Recently I've been doing my upmost to become far more 'trauma informed', including beginning certification in TRE® (Trauma Releasing Exercises). Among other things, this involves a great deal of reading, which fortunately is one of my favourite past times. I was reading 'Healing Developmental Trauma' and became struck by something a little alarming to me.
The book suggests that we have five survival styles in managing our developmental trauma. These are based around connection, attachment, trust, autonomy and love-sexuality. Within the connection survival style there are two subtypes; 'The Thinking Subtype' and 'The Spiritualizing Subtype'. As I read on I discovered
'many individuals with this subtype search for spiritual connection, are more comfortable in nature and with animals, and feel more connected to God than other humans...are often extremely sensitive in both positive and negative ways...they can be quite psychic and energetically attuned to people, animals and the environment and can feel confluent and invaded by other people's emotions'
(Heller & LaPierre 2012, 38-39)
Later in the book it is said 'there is so much dysregulation in their nervous system that they are uncomfortable in their bodies and prefer to live on a more esoteric or ethereal realm.' (ibid, 147). Bearing in mind that 'most adults are affected by some elements of the Connection Survival Style' (ibid, 126) I found this rather alarming.
The spiritual community, including Yoga actively 'advertise' these states. Transcendence is to be attained through meditation, Yoga practice and so on. OBEs (out of body experiences) are sought after like a gold medal of spirituality in a game of spiritual materialism (a phrase coined by Chögyam Trungpa ). I have been there, believing that these were good things to aim for and achieve. Yoga promotes the Siddhis, which are mystical powers attained through a dedicated Yoga practice, most of which can be explained as OBEs, such as Astral Projection.

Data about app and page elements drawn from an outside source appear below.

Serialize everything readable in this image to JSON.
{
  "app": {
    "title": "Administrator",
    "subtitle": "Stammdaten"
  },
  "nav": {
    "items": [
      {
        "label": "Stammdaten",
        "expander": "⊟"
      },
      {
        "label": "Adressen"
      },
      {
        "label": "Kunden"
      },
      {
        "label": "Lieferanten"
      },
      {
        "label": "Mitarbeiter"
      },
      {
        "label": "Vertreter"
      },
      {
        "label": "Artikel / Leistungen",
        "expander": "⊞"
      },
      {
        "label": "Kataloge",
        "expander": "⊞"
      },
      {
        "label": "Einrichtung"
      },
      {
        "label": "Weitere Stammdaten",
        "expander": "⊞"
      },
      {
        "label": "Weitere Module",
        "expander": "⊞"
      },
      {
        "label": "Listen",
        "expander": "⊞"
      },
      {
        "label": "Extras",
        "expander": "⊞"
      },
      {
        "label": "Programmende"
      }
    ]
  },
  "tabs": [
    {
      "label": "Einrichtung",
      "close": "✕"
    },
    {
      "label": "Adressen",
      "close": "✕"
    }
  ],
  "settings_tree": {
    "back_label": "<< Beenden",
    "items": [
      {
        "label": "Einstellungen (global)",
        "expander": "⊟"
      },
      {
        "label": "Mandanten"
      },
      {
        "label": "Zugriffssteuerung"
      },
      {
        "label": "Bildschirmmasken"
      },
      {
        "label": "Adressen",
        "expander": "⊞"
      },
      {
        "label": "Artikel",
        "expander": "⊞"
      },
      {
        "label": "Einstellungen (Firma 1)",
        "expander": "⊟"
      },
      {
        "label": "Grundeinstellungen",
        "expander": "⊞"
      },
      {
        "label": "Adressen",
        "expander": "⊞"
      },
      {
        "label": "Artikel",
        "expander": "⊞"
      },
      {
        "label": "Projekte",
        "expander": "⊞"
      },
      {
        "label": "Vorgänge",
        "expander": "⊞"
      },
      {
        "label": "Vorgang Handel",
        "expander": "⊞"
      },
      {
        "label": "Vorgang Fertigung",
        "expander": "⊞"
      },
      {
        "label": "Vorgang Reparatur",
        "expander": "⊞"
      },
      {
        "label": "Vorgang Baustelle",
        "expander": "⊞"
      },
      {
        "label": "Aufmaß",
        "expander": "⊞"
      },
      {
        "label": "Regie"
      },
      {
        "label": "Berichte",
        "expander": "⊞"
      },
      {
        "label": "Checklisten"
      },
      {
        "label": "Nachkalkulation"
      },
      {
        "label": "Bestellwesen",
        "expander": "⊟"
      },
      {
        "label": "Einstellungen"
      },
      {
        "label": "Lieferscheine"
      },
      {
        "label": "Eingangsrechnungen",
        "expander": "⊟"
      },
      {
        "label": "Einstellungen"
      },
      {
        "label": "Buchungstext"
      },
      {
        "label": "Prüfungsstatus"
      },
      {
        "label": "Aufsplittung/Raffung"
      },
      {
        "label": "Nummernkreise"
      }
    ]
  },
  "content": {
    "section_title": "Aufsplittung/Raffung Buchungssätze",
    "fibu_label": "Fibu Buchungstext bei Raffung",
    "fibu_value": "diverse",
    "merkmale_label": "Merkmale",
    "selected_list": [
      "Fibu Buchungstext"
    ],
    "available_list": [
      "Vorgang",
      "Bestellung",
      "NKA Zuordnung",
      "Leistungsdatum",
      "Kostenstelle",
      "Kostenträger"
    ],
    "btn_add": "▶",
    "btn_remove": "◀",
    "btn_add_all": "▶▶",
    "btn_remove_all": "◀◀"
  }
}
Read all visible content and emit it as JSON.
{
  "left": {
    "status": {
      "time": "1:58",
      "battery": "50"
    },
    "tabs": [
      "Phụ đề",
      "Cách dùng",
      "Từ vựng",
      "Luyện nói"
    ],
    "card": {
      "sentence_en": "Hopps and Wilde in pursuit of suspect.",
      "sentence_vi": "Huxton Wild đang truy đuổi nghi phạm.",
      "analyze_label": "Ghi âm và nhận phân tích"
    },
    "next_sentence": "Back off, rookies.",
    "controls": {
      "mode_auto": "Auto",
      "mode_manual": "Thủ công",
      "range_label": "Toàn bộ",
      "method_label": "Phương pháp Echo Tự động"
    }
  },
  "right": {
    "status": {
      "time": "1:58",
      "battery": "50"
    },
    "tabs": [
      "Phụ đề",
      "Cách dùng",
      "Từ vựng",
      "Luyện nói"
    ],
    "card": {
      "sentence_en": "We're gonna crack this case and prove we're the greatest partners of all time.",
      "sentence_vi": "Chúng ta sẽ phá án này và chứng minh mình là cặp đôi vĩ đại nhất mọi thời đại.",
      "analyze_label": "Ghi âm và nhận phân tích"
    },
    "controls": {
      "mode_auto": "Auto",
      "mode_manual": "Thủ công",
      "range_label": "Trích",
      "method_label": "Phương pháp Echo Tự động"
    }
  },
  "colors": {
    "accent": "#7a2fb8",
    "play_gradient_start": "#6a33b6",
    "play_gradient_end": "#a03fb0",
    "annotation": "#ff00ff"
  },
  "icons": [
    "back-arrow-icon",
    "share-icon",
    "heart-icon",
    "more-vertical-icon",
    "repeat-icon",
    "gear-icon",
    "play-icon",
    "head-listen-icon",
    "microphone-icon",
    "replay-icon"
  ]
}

On the back cover of the book it is said 'there is in each of us an impulse moving toward connection and healing'. I suggest that a lot of people are drawn to Yoga by this impulse, with the class dynamic providing social connections and an inner wisdom knowing that reintegrating with the body will provide healing. Yoga is also suggested by many, including Bessel Van Der Kolk in 'The Body Keeps the Score', as a way to help heal trauma. In my mind this means that Yoga has a responsibility to serve.
Part of this responsibility is to stop promoting these other worldly states. Yes, Yoga can give people these, but modern postural Yoga has an entirely different audience to Medieval Yoga for example. As Yoga teachers we have a responsibility to provide care for our students, and that is going to be by providing grounding and not transcendence. As Yoga is increasingly recommended (including soon to be by the NHS), teachers have a responsibility to be as informed/educated as possible in trauma.
As students of Yoga it is important we observe ourselves. When we feel a little bit spaced out in a class, just notice this. If you are comfortable to do so, try to feel into your feet to feel grounded. Maybe touch a finger and thumb together to bring an awareness back into the body. For some people it may be far too soon feel in their body in any way at all. For those students, take it very slowly, but try to be aware of your feelings and emotions. If you are comfortable in connecting with your body, try to maintain some awareness to your feet at all times.
'Transformation requires a willingness to challenge your basic beliefs about who you are. We must have the faith to trust responses and sensations that we can't fully understand, and a willingness to experience ourselves flowing in harmony with the primitive, natural laws that will take over and balance our seemingly incongruent perceptions'
(Levine 1997, 204)
Yoga, spirituality and those who are seeking need to stop idolising and targeting enlightenment/transcendence/call it what you will. This is something I have only recently come to realise and had to take my own path to realise. We should be making it all about connection; to ourselves, to others and to nature. From that place we can start experience the beauty of the world which is what we are actually searching for, and that's actually where in the Tantric tradition you see 'God' in everything.
Heller, L & LaPierre, A (2012) Healing Developmental Trauma: How early trauma affects self-regulation, self-image, and the capacity for relationship. North Atlantic Books, CA
Trungpa, C (1973) Cutting Through Spiritual Materialism. Shambhala Publications, MA
Van Der Kolk, B (2014) The Body Keeps The Score: Mind, brain and body in the transformation of trauma. Penguin, UK